● **The problem**:
A faithful copy of all the entries is required, with no pictures in it.

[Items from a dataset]

──────────

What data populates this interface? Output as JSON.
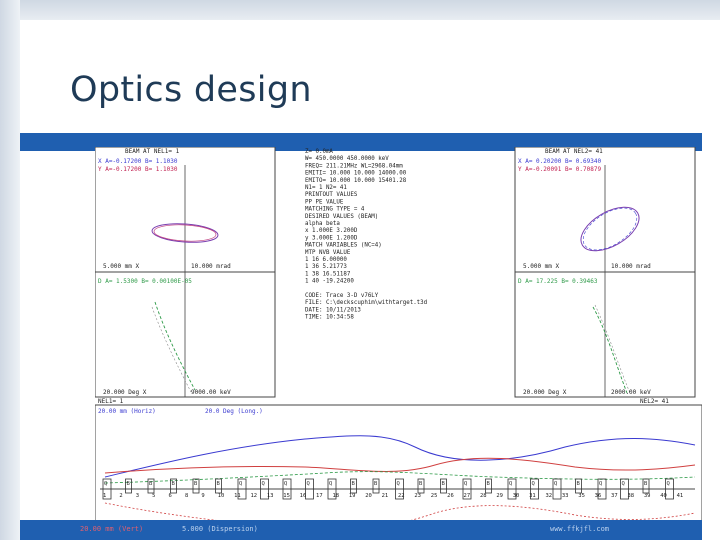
{
  "slide": {
    "title": "Optics design"
  },
  "left_panel": {
    "header": "BEAM AT NEL1=   1",
    "beam_line1": "X  A=-0.17200      B=  1.1030",
    "beam_line2": "Y  A=-0.17200      B=  1.1030",
    "scale_x": "5.000 mm    X",
    "scale_y": "10.000 mrad",
    "disp_line": "D  A=  1.5300      B= 0.00100E-05",
    "scale_x2": "20.000 Deg    X",
    "scale_y2": "9000.00 keV"
  },
  "right_panel": {
    "header": "BEAM AT NEL2=  41",
    "beam_line1": "X  A= 0.20200      B=  0.69340",
    "beam_line2": "Y  A=-0.20091      B=  0.70879",
    "scale_x": "5.000 mm    X",
    "scale_y": "10.000 mrad",
    "disp_line": "D  A=  17.225      B=  0.39463",
    "scale_x2": "20.000 Deg    X",
    "scale_y2": "2000.00 keV"
  },
  "center_text": {
    "lines": [
      "Z=      0.0mA",
      "W= 450.0000  450.0000 keV",
      "FREQ=  211.21MHz    WL=2968.04mm",
      "EMITI=  10.000   10.000  14000.00",
      "EMITO=  10.000   10.000  15401.28",
      "N1=   1   N2=   41",
      "PRINTOUT VALUES",
      "PP PE     VALUE",
      "MATCHING TYPE =  4",
      "DESIRED VALUES (BEAM)",
      "   alpha     beta",
      "x   1.000E   3.200D",
      "y   3.000E   1.200D",
      "MATCH VARIABLES (NC=4)",
      "  MTP NVB     VALUE",
      "   1   16     6.00000",
      "   1   36     5.21773",
      "   1   38    16.51187",
      "   1   40   -19.24200",
      "",
      "CODE: Trace 3-D v76LY",
      "FILE: C:\\deckscuphim\\withtarget.t3d",
      "DATE: 10/11/2013",
      "TIME: 10:34:58"
    ]
  },
  "profile": {
    "nel1_label": "NEL1=   1",
    "nel2_label": "NEL2=  41",
    "scale_left": "20.00 mm (Horiz)",
    "scale_mid": "20.0 Deg (Long.)",
    "element_markers": [
      "Q",
      "B",
      "B",
      "B",
      "B",
      "B",
      "Q",
      "Q",
      "Q",
      "Q",
      "Q",
      "B",
      "B",
      "Q",
      "B",
      "B",
      "Q",
      "B",
      "Q",
      "Q",
      "Q",
      "B",
      "Q",
      "Q",
      "B",
      "Q"
    ],
    "element_numbers": [
      "1",
      "2",
      "3",
      "5",
      "6",
      "8",
      "9",
      "10",
      "11",
      "12",
      "13",
      "15",
      "16",
      "17",
      "18",
      "19",
      "20",
      "21",
      "22",
      "23",
      "25",
      "26",
      "27",
      "28",
      "29",
      "30",
      "31",
      "32",
      "33",
      "35",
      "36",
      "37",
      "38",
      "39",
      "40",
      "41"
    ]
  },
  "footer": {
    "caption_left": "20.00 mm (Vert)",
    "caption_mid": "5.000 (Dispersion)",
    "caption_right": "www.ffkjfl.com"
  },
  "colors": {
    "accent_blue": "#1f5fb0",
    "beam_x": "#3a3ad0",
    "beam_y": "#c02050",
    "envelope_purple": "#7a3fb0",
    "envelope_green": "#2e9a48",
    "envelope_red": "#d04040"
  }
}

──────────

● **Answer section**:
What data populates this interface? Output as JSON.
{
  "slide": {
    "title": "Optics design"
  },
  "left_panel": {
    "header": "BEAM AT NEL1=   1",
    "beam_line1": "X  A=-0.17200      B=  1.1030",
    "beam_line2": "Y  A=-0.17200      B=  1.1030",
    "scale_x": "5.000 mm    X",
    "scale_y": "10.000 mrad",
    "disp_line": "D  A=  1.5300      B= 0.00100E-05",
    "scale_x2": "20.000 Deg    X",
    "scale_y2": "9000.00 keV"
  },
  "right_panel": {
    "header": "BEAM AT NEL2=  41",
    "beam_line1": "X  A= 0.20200      B=  0.69340",
    "beam_line2": "Y  A=-0.20091      B=  0.70879",
    "scale_x": "5.000 mm    X",
    "scale_y": "10.000 mrad",
    "disp_line": "D  A=  17.225      B=  0.39463",
    "scale_x2": "20.000 Deg    X",
    "scale_y2": "2000.00 keV"
  },
  "center_text": {
    "lines": [
      "Z=      0.0mA",
      "W= 450.0000  450.0000 keV",
      "FREQ=  211.21MHz    WL=2968.04mm",
      "EMITI=  10.000   10.000  14000.00",
      "EMITO=  10.000   10.000  15401.28",
      "N1=   1   N2=   41",
      "PRINTOUT VALUES",
      "PP PE     VALUE",
      "MATCHING TYPE =  4",
      "DESIRED VALUES (BEAM)",
      "   alpha     beta",
      "x   1.000E   3.200D",
      "y   3.000E   1.200D",
      "MATCH VARIABLES (NC=4)",
      "  MTP NVB     VALUE",
      "   1   16     6.00000",
      "   1   36     5.21773",
      "   1   38    16.51187",
      "   1   40   -19.24200",
      "",
      "CODE: Trace 3-D v76LY",
      "FILE: C:\\deckscuphim\\withtarget.t3d",
      "DATE: 10/11/2013",
      "TIME: 10:34:58"
    ]
  },
  "profile": {
    "nel1_label": "NEL1=   1",
    "nel2_label": "NEL2=  41",
    "scale_left": "20.00 mm (Horiz)",
    "scale_mid": "20.0 Deg (Long.)",
    "element_markers": [
      "Q",
      "B",
      "B",
      "B",
      "B",
      "B",
      "Q",
      "Q",
      "Q",
      "Q",
      "Q",
      "B",
      "B",
      "Q",
      "B",
      "B",
      "Q",
      "B",
      "Q",
      "Q",
      "Q",
      "B",
      "Q",
      "Q",
      "B",
      "Q"
    ],
    "element_numbers": [
      "1",
      "2",
      "3",
      "5",
      "6",
      "8",
      "9",
      "10",
      "11",
      "12",
      "13",
      "15",
      "16",
      "17",
      "18",
      "19",
      "20",
      "21",
      "22",
      "23",
      "25",
      "26",
      "27",
      "28",
      "29",
      "30",
      "31",
      "32",
      "33",
      "35",
      "36",
      "37",
      "38",
      "39",
      "40",
      "41"
    ]
  },
  "footer": {
    "caption_left": "20.00 mm (Vert)",
    "caption_mid": "5.000 (Dispersion)",
    "caption_right": "www.ffkjfl.com"
  },
  "colors": {
    "accent_blue": "#1f5fb0",
    "beam_x": "#3a3ad0",
    "beam_y": "#c02050",
    "envelope_purple": "#7a3fb0",
    "envelope_green": "#2e9a48",
    "envelope_red": "#d04040"
  }
}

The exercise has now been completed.